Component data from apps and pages
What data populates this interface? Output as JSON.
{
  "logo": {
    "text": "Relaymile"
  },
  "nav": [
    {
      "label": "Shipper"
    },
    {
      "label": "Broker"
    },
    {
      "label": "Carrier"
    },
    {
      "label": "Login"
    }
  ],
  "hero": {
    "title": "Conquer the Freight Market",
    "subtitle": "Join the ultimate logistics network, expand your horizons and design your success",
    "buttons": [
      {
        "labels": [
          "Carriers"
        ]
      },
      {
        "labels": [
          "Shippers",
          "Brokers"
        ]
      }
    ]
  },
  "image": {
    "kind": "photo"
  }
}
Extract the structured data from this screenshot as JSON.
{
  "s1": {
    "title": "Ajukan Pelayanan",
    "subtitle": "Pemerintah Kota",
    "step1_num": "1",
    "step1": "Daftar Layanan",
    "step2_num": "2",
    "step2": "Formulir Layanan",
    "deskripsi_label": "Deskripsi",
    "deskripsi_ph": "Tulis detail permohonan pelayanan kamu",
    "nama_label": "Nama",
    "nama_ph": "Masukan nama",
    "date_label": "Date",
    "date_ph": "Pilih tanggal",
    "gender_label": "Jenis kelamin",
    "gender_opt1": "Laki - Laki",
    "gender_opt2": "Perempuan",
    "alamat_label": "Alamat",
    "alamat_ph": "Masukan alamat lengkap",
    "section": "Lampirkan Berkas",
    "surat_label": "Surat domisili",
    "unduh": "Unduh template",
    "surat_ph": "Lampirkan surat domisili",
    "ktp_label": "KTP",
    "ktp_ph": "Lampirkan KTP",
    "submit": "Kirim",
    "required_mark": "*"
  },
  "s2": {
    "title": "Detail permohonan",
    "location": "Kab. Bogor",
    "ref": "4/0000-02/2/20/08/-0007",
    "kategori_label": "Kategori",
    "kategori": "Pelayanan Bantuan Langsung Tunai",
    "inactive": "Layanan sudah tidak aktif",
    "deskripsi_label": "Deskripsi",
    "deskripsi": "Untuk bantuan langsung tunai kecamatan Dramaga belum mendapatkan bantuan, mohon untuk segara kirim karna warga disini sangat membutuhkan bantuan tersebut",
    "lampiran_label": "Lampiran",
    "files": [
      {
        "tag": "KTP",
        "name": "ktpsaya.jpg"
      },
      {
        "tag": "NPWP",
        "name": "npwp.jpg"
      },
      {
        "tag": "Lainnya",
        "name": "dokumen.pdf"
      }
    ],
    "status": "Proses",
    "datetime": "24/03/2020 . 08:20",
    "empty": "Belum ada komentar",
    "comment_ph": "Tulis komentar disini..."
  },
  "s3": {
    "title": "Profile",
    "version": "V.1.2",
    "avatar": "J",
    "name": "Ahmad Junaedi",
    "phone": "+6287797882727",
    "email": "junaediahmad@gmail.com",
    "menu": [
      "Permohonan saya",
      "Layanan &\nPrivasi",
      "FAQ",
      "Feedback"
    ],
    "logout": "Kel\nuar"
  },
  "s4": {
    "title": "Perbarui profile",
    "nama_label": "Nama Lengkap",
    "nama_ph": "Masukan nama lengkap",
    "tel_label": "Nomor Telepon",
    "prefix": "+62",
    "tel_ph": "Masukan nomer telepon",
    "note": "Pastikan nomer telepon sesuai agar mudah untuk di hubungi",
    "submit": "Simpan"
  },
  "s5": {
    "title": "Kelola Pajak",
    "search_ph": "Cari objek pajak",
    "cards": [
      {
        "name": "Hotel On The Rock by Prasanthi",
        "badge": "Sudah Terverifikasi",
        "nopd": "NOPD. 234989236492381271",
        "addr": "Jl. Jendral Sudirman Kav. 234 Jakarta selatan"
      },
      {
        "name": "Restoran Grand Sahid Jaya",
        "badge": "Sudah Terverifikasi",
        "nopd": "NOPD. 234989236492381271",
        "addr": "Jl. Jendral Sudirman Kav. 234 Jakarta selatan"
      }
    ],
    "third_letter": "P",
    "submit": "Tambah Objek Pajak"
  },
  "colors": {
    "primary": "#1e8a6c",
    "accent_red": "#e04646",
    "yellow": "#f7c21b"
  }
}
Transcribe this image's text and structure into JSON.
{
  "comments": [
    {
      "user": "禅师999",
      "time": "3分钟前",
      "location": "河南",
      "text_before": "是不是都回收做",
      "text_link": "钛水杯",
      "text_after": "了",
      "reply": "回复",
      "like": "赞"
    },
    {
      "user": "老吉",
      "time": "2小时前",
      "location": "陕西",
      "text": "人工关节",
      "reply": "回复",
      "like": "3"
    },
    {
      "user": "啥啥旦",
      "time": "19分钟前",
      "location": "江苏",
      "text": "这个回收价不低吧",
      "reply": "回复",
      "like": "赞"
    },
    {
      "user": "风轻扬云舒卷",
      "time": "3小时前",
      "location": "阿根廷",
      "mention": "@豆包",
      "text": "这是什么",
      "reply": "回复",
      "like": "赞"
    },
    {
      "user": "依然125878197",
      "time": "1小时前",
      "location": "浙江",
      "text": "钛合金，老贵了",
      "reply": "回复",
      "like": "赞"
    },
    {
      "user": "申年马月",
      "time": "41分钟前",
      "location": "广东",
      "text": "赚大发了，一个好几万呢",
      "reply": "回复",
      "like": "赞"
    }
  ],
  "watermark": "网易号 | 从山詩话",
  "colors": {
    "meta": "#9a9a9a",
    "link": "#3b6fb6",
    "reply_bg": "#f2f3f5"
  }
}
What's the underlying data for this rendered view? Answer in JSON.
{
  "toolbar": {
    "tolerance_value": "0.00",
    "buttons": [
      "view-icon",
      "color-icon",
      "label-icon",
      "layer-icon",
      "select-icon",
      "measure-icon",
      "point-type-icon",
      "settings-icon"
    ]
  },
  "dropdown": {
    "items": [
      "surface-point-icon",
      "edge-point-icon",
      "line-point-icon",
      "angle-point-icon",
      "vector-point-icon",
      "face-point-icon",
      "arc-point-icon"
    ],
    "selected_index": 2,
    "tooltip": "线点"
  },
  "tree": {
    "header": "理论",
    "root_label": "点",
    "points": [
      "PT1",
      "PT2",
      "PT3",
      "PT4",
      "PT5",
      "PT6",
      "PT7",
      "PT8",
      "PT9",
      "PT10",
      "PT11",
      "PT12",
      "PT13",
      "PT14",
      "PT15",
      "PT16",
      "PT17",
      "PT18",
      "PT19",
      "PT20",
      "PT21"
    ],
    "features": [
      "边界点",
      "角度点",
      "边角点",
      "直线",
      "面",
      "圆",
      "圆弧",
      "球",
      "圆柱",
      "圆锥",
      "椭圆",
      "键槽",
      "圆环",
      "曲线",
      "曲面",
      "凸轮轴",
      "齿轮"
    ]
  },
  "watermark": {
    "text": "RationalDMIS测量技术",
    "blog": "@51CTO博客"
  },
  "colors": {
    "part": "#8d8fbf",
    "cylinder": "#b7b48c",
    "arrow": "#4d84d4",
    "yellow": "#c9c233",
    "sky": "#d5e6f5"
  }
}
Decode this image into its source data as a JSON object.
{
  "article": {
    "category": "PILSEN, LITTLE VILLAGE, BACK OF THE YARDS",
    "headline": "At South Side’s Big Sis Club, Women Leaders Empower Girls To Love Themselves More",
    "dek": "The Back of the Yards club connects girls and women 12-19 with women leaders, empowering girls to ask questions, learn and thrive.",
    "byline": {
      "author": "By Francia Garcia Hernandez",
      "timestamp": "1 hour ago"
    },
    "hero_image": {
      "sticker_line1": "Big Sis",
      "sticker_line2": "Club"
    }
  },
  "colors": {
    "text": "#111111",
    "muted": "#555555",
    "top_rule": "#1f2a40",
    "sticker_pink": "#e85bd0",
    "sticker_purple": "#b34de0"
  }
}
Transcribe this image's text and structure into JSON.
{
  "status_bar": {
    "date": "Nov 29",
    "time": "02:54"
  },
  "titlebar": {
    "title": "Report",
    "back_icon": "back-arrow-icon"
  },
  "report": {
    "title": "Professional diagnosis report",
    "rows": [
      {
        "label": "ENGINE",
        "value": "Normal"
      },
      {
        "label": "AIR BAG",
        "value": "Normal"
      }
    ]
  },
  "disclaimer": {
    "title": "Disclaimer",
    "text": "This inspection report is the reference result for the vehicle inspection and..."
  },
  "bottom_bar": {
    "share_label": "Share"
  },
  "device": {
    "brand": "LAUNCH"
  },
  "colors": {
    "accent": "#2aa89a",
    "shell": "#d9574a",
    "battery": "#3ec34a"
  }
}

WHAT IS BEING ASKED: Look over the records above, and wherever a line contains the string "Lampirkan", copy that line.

FINAL ANSWER:
    "section": "Lampirkan Berkas",
    "surat_ph": "Lampirkan surat domisili",
    "ktp_ph": "Lampirkan KTP",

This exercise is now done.